▶ WHAT IS EXPECTED
Pictures must not appear in the copy. Reproduce exactly, and only, the lines from the one with "Decode this image" through the end of the data below.
■ ■ ■ ■ ■
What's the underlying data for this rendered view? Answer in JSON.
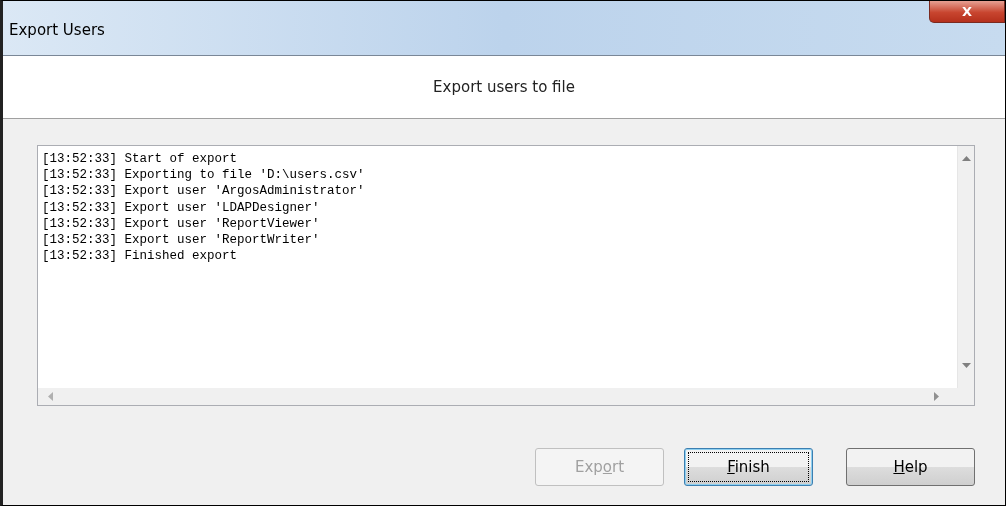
{
  "window": {
    "title": "Export Users",
    "close_glyph": "X"
  },
  "header": {
    "title": "Export users to file"
  },
  "log": {
    "lines": [
      "[13:52:33] Start of export",
      "[13:52:33] Exporting to file 'D:\\users.csv'",
      "[13:52:33] Export user 'ArgosAdministrator'",
      "[13:52:33] Export user 'LDAPDesigner'",
      "[13:52:33] Export user 'ReportViewer'",
      "[13:52:33] Export user 'ReportWriter'",
      "[13:52:33] Finished export"
    ]
  },
  "buttons": [
    {
      "label": [
        {
          "text": "Exp",
          "underlined": false
        },
        {
          "text": "o",
          "underlined": true
        },
        {
          "text": "rt",
          "underlined": false
        }
      ],
      "disabled": true,
      "focused": false
    },
    {
      "label": [
        {
          "text": "F",
          "underlined": true
        },
        {
          "text": "inish",
          "underlined": false
        }
      ],
      "disabled": false,
      "focused": true
    },
    {
      "label": [
        {
          "text": "H",
          "underlined": true
        },
        {
          "text": "elp",
          "underlined": false
        }
      ],
      "disabled": false,
      "focused": false
    }
  ]
}
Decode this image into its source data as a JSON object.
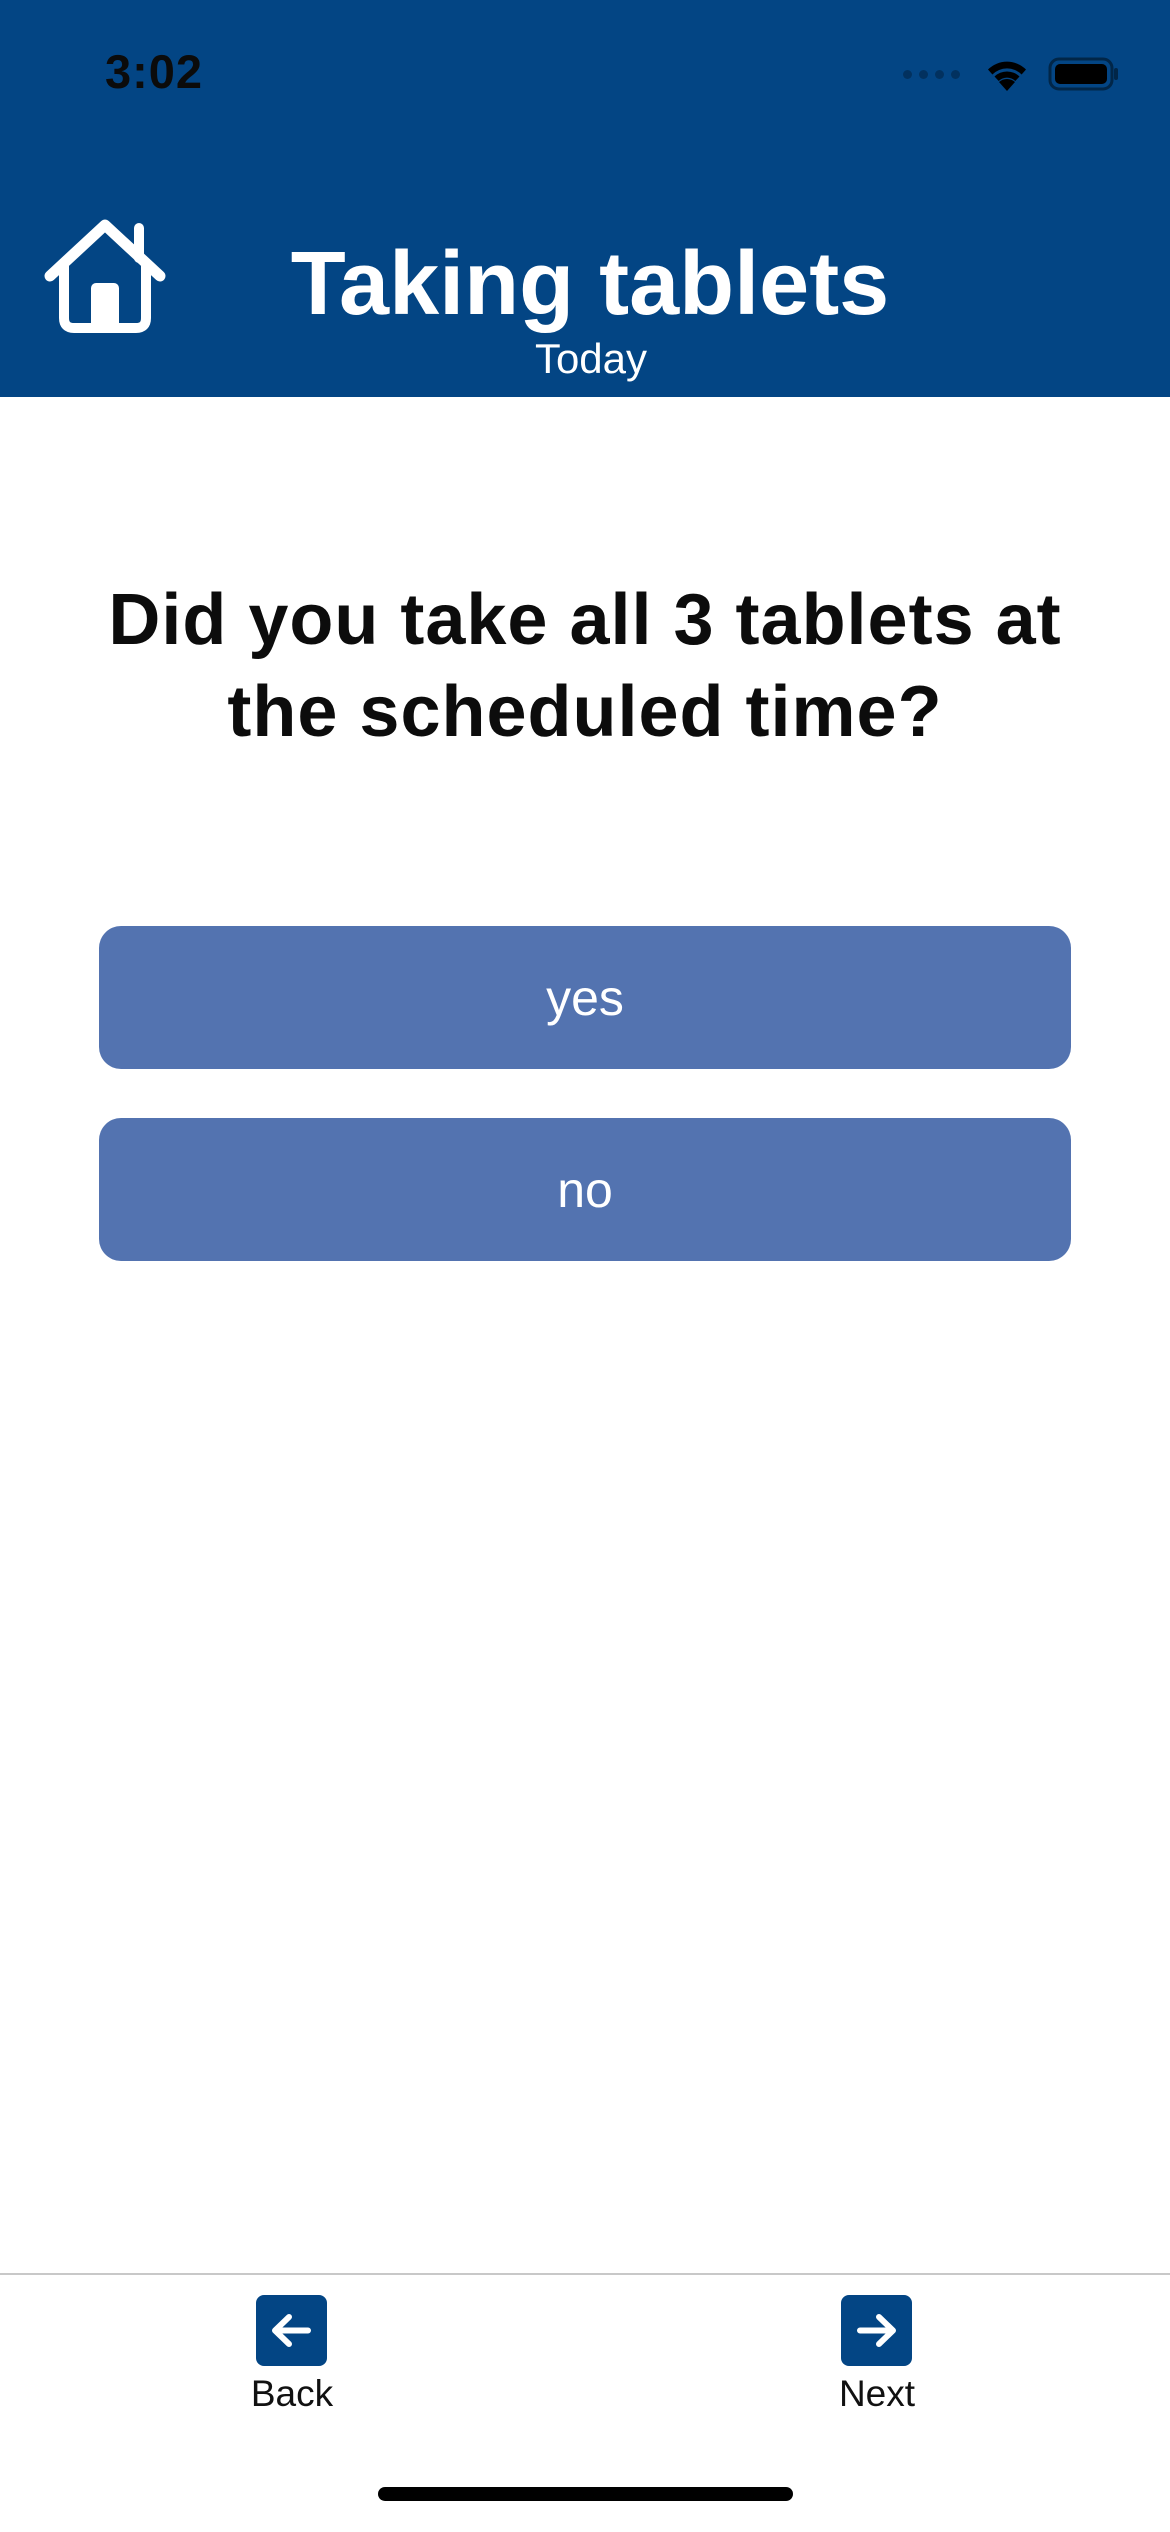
{
  "status_bar": {
    "time": "3:02",
    "icons": [
      "signal-dots-icon",
      "wifi-icon",
      "battery-icon"
    ]
  },
  "header": {
    "title": "Taking tablets",
    "subtitle": "Today",
    "home_icon": "home-icon",
    "background_color": "#034584"
  },
  "main": {
    "question": "Did you take all 3 tablets at the scheduled time?",
    "answers": [
      {
        "label": "yes"
      },
      {
        "label": "no"
      }
    ],
    "answer_color": "#5373b0"
  },
  "footer": {
    "back_label": "Back",
    "back_icon": "arrow-left-icon",
    "next_label": "Next",
    "next_icon": "arrow-right-icon"
  }
}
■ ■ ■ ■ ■
▶ PROBLEM SOLUTION
Decode this image into its source data as a JSON object.
{
  "status_bar": {
    "time": "3:02",
    "icons": [
      "signal-dots-icon",
      "wifi-icon",
      "battery-icon"
    ]
  },
  "header": {
    "title": "Taking tablets",
    "subtitle": "Today",
    "home_icon": "home-icon",
    "background_color": "#034584"
  },
  "main": {
    "question": "Did you take all 3 tablets at the scheduled time?",
    "answers": [
      {
        "label": "yes"
      },
      {
        "label": "no"
      }
    ],
    "answer_color": "#5373b0"
  },
  "footer": {
    "back_label": "Back",
    "back_icon": "arrow-left-icon",
    "next_label": "Next",
    "next_icon": "arrow-right-icon"
  }
}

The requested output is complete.